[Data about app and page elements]
* * *
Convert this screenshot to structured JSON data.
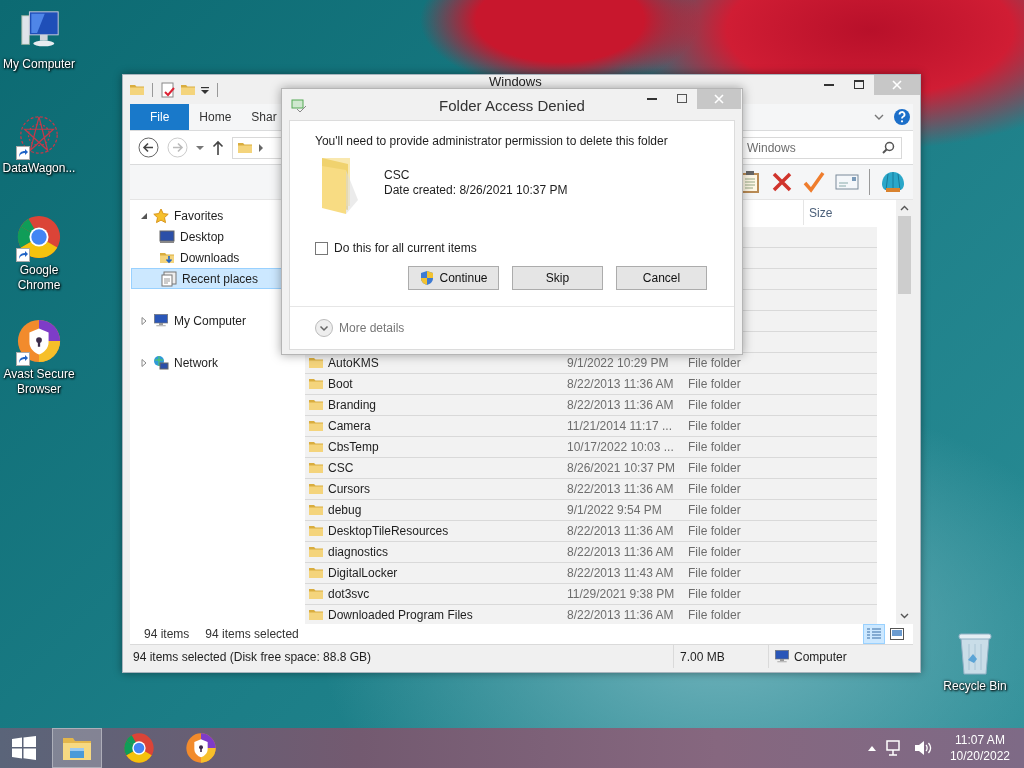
{
  "desktop_icons": [
    {
      "label": "My Computer",
      "kind": "computer",
      "shortcut": false
    },
    {
      "label": "DataWagon...",
      "kind": "mesh",
      "shortcut": true
    },
    {
      "label": "Google Chrome",
      "kind": "chrome",
      "shortcut": true
    },
    {
      "label": "Avast Secure Browser",
      "kind": "avast",
      "shortcut": true
    }
  ],
  "recycle_bin": {
    "label": "Recycle Bin"
  },
  "explorer": {
    "title": "Windows",
    "ribbon_tabs": [
      {
        "label": "File",
        "selected": true
      },
      {
        "label": "Home",
        "selected": false
      },
      {
        "label": "Shar",
        "selected": false
      }
    ],
    "search": {
      "placeholder": "Windows"
    },
    "size_column": "Size",
    "nav_pane": [
      {
        "label": "Favorites",
        "kind": "favorites",
        "expanded": true,
        "selected": false,
        "children": [
          {
            "label": "Desktop",
            "kind": "desktop",
            "selected": false
          },
          {
            "label": "Downloads",
            "kind": "downloads",
            "selected": false
          },
          {
            "label": "Recent places",
            "kind": "recent",
            "selected": true
          }
        ]
      },
      {
        "label": "My Computer",
        "kind": "computer",
        "expanded": false,
        "selected": false
      },
      {
        "label": "Network",
        "kind": "network",
        "expanded": false,
        "selected": false
      }
    ],
    "files": [
      {
        "name": "AutoKMS",
        "date": "9/1/2022 10:29 PM",
        "type": "File folder",
        "selected": true
      },
      {
        "name": "Boot",
        "date": "8/22/2013 11:36 AM",
        "type": "File folder",
        "selected": true
      },
      {
        "name": "Branding",
        "date": "8/22/2013 11:36 AM",
        "type": "File folder",
        "selected": true
      },
      {
        "name": "Camera",
        "date": "11/21/2014 11:17 ...",
        "type": "File folder",
        "selected": true
      },
      {
        "name": "CbsTemp",
        "date": "10/17/2022 10:03 ...",
        "type": "File folder",
        "selected": true
      },
      {
        "name": "CSC",
        "date": "8/26/2021 10:37 PM",
        "type": "File folder",
        "selected": true
      },
      {
        "name": "Cursors",
        "date": "8/22/2013 11:36 AM",
        "type": "File folder",
        "selected": true
      },
      {
        "name": "debug",
        "date": "9/1/2022 9:54 PM",
        "type": "File folder",
        "selected": true
      },
      {
        "name": "DesktopTileResources",
        "date": "8/22/2013 11:36 AM",
        "type": "File folder",
        "selected": true
      },
      {
        "name": "diagnostics",
        "date": "8/22/2013 11:36 AM",
        "type": "File folder",
        "selected": true
      },
      {
        "name": "DigitalLocker",
        "date": "8/22/2013 11:43 AM",
        "type": "File folder",
        "selected": true
      },
      {
        "name": "dot3svc",
        "date": "11/29/2021 9:38 PM",
        "type": "File folder",
        "selected": true
      },
      {
        "name": "Downloaded Program Files",
        "date": "8/22/2013 11:36 AM",
        "type": "File folder",
        "selected": true
      }
    ],
    "item_count": "94 items",
    "selection_count": "94 items selected",
    "view_buttons": [
      {
        "kind": "details",
        "selected": true
      },
      {
        "kind": "thumbnails",
        "selected": false
      }
    ],
    "status_bar": {
      "selection": "94 items selected (Disk free space: 88.8 GB)",
      "size": "7.00 MB",
      "location": "Computer"
    }
  },
  "dialog": {
    "title": "Folder Access Denied",
    "message": "You'll need to provide administrator permission to delete this folder",
    "item_name": "CSC",
    "item_date": "Date created: 8/26/2021 10:37 PM",
    "checkbox": {
      "label": "Do this for all current items",
      "checked": false
    },
    "buttons": [
      {
        "label": "Continue",
        "kind": "elevated"
      },
      {
        "label": "Skip",
        "kind": "plain"
      },
      {
        "label": "Cancel",
        "kind": "plain"
      }
    ],
    "more_details": "More details"
  },
  "taskbar": {
    "apps": [
      {
        "kind": "explorer",
        "active": true
      },
      {
        "kind": "chrome",
        "active": false
      },
      {
        "kind": "avast",
        "active": false
      }
    ],
    "time": "11:07 AM",
    "date": "10/20/2022"
  }
}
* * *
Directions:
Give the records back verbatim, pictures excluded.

Exercise solution:
Convert this screenshot to structured JSON data.
{
  "desktop_icons": [
    {
      "label": "My Computer",
      "kind": "computer",
      "shortcut": false
    },
    {
      "label": "DataWagon...",
      "kind": "mesh",
      "shortcut": true
    },
    {
      "label": "Google Chrome",
      "kind": "chrome",
      "shortcut": true
    },
    {
      "label": "Avast Secure Browser",
      "kind": "avast",
      "shortcut": true
    }
  ],
  "recycle_bin": {
    "label": "Recycle Bin"
  },
  "explorer": {
    "title": "Windows",
    "ribbon_tabs": [
      {
        "label": "File",
        "selected": true
      },
      {
        "label": "Home",
        "selected": false
      },
      {
        "label": "Shar",
        "selected": false
      }
    ],
    "search": {
      "placeholder": "Windows"
    },
    "size_column": "Size",
    "nav_pane": [
      {
        "label": "Favorites",
        "kind": "favorites",
        "expanded": true,
        "selected": false,
        "children": [
          {
            "label": "Desktop",
            "kind": "desktop",
            "selected": false
          },
          {
            "label": "Downloads",
            "kind": "downloads",
            "selected": false
          },
          {
            "label": "Recent places",
            "kind": "recent",
            "selected": true
          }
        ]
      },
      {
        "label": "My Computer",
        "kind": "computer",
        "expanded": false,
        "selected": false
      },
      {
        "label": "Network",
        "kind": "network",
        "expanded": false,
        "selected": false
      }
    ],
    "files": [
      {
        "name": "AutoKMS",
        "date": "9/1/2022 10:29 PM",
        "type": "File folder",
        "selected": true
      },
      {
        "name": "Boot",
        "date": "8/22/2013 11:36 AM",
        "type": "File folder",
        "selected": true
      },
      {
        "name": "Branding",
        "date": "8/22/2013 11:36 AM",
        "type": "File folder",
        "selected": true
      },
      {
        "name": "Camera",
        "date": "11/21/2014 11:17 ...",
        "type": "File folder",
        "selected": true
      },
      {
        "name": "CbsTemp",
        "date": "10/17/2022 10:03 ...",
        "type": "File folder",
        "selected": true
      },
      {
        "name": "CSC",
        "date": "8/26/2021 10:37 PM",
        "type": "File folder",
        "selected": true
      },
      {
        "name": "Cursors",
        "date": "8/22/2013 11:36 AM",
        "type": "File folder",
        "selected": true
      },
      {
        "name": "debug",
        "date": "9/1/2022 9:54 PM",
        "type": "File folder",
        "selected": true
      },
      {
        "name": "DesktopTileResources",
        "date": "8/22/2013 11:36 AM",
        "type": "File folder",
        "selected": true
      },
      {
        "name": "diagnostics",
        "date": "8/22/2013 11:36 AM",
        "type": "File folder",
        "selected": true
      },
      {
        "name": "DigitalLocker",
        "date": "8/22/2013 11:43 AM",
        "type": "File folder",
        "selected": true
      },
      {
        "name": "dot3svc",
        "date": "11/29/2021 9:38 PM",
        "type": "File folder",
        "selected": true
      },
      {
        "name": "Downloaded Program Files",
        "date": "8/22/2013 11:36 AM",
        "type": "File folder",
        "selected": true
      }
    ],
    "item_count": "94 items",
    "selection_count": "94 items selected",
    "view_buttons": [
      {
        "kind": "details",
        "selected": true
      },
      {
        "kind": "thumbnails",
        "selected": false
      }
    ],
    "status_bar": {
      "selection": "94 items selected (Disk free space: 88.8 GB)",
      "size": "7.00 MB",
      "location": "Computer"
    }
  },
  "dialog": {
    "title": "Folder Access Denied",
    "message": "You'll need to provide administrator permission to delete this folder",
    "item_name": "CSC",
    "item_date": "Date created: 8/26/2021 10:37 PM",
    "checkbox": {
      "label": "Do this for all current items",
      "checked": false
    },
    "buttons": [
      {
        "label": "Continue",
        "kind": "elevated"
      },
      {
        "label": "Skip",
        "kind": "plain"
      },
      {
        "label": "Cancel",
        "kind": "plain"
      }
    ],
    "more_details": "More details"
  },
  "taskbar": {
    "apps": [
      {
        "kind": "explorer",
        "active": true
      },
      {
        "kind": "chrome",
        "active": false
      },
      {
        "kind": "avast",
        "active": false
      }
    ],
    "time": "11:07 AM",
    "date": "10/20/2022"
  }
}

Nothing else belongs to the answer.